__Required work__
Scan the listing below and copy every line holding "Coeff".

__Recorded data__
::::::::
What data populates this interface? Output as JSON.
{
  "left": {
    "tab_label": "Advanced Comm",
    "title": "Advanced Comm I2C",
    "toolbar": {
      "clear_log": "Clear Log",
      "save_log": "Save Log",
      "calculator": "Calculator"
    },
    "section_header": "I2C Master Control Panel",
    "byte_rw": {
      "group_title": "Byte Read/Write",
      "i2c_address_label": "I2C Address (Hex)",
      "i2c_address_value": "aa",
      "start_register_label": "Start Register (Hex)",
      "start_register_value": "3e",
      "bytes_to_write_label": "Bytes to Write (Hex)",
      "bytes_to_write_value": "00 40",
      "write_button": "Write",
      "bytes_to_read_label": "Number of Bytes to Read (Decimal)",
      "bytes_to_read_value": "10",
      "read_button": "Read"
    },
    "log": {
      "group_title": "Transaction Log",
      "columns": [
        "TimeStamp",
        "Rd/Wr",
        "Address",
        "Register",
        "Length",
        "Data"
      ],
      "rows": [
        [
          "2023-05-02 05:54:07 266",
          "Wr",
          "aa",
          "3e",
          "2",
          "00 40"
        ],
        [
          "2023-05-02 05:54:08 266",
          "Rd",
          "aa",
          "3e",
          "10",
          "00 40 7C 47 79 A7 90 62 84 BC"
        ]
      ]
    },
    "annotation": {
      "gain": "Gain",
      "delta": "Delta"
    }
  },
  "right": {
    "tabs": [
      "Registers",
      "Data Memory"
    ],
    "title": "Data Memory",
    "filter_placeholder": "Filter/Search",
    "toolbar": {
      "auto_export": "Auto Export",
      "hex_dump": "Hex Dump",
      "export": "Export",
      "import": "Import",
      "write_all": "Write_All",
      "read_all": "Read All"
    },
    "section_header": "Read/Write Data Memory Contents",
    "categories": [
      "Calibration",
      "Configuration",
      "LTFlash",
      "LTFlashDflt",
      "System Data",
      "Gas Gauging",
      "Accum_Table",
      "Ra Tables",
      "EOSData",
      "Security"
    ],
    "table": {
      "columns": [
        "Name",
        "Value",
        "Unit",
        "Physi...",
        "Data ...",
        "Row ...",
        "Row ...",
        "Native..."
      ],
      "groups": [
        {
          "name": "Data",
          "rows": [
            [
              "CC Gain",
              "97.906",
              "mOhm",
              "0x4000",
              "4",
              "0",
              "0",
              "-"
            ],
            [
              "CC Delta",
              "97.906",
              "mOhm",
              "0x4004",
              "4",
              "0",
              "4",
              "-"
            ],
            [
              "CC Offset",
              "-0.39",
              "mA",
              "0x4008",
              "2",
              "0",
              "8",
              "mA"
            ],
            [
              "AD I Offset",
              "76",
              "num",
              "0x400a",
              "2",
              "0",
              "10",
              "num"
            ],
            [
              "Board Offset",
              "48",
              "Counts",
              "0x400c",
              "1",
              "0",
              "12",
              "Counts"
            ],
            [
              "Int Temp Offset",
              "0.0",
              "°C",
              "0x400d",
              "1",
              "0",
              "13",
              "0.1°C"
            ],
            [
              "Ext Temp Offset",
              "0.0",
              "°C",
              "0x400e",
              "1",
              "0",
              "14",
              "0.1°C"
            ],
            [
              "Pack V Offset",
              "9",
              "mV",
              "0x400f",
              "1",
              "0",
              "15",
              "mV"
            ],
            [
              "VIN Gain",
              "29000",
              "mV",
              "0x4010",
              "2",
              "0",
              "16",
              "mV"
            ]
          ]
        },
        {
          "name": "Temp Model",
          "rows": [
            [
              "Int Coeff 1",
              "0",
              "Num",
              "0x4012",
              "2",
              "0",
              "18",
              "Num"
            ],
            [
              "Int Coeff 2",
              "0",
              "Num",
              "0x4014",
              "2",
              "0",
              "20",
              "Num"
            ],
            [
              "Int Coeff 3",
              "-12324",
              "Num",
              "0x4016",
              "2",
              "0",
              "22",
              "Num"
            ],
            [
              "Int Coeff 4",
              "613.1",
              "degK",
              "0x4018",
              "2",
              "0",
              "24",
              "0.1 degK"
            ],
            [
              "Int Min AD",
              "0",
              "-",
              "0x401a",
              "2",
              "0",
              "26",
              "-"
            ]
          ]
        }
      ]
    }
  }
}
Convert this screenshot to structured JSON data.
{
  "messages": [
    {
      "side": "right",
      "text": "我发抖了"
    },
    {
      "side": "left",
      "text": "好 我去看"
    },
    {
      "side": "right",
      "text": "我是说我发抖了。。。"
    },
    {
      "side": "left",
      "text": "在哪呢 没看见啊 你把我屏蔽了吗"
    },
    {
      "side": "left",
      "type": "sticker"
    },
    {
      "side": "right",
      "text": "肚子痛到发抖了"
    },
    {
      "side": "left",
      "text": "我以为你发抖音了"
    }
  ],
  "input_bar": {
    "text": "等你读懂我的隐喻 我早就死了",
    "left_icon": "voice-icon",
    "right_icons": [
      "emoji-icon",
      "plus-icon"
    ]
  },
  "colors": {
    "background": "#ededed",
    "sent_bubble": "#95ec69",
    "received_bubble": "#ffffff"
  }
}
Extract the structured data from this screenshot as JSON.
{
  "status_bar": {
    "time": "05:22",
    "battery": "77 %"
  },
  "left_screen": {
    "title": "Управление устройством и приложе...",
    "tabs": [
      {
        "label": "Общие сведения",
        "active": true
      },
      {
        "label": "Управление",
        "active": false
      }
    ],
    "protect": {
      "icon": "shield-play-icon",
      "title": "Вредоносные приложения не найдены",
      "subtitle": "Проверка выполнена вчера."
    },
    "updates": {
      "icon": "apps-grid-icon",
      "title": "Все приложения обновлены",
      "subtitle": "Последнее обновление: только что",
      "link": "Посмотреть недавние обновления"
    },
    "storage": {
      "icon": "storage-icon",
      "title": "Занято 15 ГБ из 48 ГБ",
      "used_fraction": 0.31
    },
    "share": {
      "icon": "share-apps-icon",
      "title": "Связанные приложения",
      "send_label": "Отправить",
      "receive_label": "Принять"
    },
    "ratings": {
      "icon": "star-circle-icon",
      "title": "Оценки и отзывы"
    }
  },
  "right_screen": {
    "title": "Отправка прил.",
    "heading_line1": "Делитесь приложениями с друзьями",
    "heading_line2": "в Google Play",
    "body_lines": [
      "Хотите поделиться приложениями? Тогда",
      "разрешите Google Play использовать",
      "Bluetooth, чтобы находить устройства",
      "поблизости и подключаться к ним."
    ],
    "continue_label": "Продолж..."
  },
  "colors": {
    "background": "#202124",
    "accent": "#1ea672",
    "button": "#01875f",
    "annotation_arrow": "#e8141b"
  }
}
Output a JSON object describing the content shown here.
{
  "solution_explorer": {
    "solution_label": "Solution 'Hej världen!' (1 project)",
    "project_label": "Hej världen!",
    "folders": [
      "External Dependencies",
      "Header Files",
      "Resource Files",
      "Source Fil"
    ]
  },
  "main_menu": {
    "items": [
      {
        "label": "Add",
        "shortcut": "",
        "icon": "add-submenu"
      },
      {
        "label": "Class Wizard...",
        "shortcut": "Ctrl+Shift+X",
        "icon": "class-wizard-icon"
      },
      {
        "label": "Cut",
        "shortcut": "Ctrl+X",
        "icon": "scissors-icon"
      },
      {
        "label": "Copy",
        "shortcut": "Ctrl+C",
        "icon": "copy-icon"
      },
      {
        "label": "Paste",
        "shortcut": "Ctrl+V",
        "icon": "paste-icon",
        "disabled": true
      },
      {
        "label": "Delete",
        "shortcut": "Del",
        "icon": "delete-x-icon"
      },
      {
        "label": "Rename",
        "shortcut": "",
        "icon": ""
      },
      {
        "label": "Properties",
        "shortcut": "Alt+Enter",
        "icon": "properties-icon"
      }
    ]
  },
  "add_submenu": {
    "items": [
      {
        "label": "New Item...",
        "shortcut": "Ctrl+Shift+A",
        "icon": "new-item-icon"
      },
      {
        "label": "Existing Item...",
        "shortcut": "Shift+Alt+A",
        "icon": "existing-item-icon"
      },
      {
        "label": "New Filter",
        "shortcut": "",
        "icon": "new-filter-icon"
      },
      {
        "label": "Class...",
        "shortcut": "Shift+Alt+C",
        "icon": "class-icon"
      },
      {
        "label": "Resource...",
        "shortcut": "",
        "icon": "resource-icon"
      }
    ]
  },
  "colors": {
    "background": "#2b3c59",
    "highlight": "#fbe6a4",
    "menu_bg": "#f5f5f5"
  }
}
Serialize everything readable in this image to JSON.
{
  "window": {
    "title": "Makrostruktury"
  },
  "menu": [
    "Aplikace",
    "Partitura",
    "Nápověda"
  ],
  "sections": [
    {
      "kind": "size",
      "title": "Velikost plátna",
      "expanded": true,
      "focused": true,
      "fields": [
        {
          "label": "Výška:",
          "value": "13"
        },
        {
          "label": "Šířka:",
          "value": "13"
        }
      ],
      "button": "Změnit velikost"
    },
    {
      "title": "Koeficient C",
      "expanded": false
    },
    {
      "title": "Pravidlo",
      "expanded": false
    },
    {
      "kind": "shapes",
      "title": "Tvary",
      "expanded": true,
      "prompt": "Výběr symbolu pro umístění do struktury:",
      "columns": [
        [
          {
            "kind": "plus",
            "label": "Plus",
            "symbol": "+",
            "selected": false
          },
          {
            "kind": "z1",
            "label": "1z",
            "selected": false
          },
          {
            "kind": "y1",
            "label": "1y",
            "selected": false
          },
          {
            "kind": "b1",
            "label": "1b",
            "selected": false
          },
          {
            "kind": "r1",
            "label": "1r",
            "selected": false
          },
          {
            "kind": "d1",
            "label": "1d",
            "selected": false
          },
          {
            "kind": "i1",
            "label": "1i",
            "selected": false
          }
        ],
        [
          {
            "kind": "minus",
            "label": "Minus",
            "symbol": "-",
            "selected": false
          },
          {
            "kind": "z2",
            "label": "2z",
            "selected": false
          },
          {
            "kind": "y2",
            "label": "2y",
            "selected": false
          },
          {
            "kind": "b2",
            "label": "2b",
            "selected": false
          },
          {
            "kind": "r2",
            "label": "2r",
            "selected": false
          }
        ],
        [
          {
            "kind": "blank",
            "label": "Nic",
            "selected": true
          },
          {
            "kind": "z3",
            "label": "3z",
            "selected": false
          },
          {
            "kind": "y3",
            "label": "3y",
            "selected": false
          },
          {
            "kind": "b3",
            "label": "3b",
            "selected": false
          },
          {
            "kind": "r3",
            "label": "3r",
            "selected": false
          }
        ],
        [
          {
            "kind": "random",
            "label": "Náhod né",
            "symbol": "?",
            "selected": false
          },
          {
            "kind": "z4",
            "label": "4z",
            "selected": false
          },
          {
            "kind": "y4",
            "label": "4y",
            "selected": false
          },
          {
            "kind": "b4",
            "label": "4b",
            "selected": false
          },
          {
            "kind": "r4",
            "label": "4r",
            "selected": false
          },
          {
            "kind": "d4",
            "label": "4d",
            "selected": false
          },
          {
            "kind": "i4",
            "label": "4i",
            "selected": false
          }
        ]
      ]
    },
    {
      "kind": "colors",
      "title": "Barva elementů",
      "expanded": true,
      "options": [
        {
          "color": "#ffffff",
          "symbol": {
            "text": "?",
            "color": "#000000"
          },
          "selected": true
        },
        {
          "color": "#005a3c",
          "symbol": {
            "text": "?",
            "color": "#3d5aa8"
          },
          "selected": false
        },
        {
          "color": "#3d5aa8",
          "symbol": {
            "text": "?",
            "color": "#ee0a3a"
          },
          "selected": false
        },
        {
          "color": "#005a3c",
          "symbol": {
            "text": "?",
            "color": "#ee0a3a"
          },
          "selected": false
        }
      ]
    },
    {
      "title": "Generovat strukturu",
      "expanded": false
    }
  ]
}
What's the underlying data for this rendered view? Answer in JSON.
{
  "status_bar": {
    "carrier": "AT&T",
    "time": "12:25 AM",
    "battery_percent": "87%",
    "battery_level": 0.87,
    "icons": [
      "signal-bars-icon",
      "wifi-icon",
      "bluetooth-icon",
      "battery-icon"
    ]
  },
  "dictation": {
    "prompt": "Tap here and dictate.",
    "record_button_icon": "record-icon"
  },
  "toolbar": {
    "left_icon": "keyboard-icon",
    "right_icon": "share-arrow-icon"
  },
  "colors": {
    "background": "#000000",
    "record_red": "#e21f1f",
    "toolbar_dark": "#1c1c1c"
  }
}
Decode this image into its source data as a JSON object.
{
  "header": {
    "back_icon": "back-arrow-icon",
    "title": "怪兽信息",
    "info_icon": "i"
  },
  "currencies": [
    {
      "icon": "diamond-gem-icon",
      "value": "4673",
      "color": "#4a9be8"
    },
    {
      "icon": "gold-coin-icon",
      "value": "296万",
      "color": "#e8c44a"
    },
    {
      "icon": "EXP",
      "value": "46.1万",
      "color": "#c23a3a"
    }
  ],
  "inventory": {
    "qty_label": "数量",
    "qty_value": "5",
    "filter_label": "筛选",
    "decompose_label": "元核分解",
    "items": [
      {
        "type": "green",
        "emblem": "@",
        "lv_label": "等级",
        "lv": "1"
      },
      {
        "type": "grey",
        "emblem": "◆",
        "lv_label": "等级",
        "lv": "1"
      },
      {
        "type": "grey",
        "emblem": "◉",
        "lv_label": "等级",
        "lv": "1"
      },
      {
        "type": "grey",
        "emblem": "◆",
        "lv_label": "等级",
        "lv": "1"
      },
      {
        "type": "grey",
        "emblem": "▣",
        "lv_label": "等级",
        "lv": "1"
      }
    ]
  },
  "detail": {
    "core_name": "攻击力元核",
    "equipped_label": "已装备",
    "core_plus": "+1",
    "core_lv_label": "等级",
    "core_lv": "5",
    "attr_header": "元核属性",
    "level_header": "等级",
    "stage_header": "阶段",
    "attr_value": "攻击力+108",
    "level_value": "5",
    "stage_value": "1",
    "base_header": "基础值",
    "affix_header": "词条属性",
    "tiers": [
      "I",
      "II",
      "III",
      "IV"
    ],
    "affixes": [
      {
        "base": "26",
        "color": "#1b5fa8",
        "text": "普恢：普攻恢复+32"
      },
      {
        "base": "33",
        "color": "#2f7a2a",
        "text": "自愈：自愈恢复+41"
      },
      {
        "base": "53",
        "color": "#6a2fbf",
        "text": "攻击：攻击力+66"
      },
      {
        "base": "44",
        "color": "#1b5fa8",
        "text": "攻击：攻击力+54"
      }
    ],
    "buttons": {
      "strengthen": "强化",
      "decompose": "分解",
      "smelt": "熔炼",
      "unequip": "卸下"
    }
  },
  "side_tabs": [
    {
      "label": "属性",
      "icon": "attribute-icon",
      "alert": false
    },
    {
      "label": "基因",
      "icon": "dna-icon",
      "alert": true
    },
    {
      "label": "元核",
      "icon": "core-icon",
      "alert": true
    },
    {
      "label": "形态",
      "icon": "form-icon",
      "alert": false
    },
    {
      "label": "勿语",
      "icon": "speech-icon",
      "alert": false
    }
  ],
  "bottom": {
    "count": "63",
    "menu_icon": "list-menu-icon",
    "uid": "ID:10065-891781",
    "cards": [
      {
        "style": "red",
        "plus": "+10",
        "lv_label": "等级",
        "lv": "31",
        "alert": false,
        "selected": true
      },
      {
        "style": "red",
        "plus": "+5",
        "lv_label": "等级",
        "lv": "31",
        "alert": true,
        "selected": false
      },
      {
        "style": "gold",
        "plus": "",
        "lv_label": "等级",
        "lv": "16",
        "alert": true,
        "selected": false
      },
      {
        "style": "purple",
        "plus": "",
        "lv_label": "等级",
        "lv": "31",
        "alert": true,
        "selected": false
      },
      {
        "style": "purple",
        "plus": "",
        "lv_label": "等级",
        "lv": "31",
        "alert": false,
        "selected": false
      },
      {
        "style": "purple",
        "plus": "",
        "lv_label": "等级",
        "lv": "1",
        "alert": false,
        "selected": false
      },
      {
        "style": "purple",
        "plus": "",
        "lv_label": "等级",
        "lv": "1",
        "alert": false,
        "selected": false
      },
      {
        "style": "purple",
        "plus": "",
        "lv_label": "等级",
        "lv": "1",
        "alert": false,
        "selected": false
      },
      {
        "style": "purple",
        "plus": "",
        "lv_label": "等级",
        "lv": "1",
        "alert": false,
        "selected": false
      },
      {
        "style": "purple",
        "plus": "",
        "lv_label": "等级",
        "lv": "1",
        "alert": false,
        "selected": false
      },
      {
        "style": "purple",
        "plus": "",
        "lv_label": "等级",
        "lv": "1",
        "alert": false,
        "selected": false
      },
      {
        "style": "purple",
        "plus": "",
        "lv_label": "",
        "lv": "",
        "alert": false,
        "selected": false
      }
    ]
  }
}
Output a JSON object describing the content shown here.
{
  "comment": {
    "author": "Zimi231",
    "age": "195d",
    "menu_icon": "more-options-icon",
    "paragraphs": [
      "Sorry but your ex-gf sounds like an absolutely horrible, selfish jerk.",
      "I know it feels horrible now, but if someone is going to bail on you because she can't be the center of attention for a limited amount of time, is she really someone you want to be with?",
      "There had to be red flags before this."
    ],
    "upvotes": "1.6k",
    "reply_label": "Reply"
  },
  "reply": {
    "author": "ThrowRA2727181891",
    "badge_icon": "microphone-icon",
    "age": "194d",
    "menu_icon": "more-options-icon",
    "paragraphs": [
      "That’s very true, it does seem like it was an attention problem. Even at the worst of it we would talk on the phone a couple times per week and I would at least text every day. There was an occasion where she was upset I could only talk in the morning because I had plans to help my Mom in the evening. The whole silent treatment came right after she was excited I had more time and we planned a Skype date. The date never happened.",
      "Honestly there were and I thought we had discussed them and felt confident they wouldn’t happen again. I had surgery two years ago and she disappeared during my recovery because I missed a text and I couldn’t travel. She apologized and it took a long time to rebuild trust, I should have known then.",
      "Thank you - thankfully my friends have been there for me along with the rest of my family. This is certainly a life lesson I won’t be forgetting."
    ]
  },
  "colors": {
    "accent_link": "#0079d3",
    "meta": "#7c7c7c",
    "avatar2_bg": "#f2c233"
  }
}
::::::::
__Exercise answer__
              "Int Coeff 1",
              "Int Coeff 2",
              "Int Coeff 3",
              "Int Coeff 4",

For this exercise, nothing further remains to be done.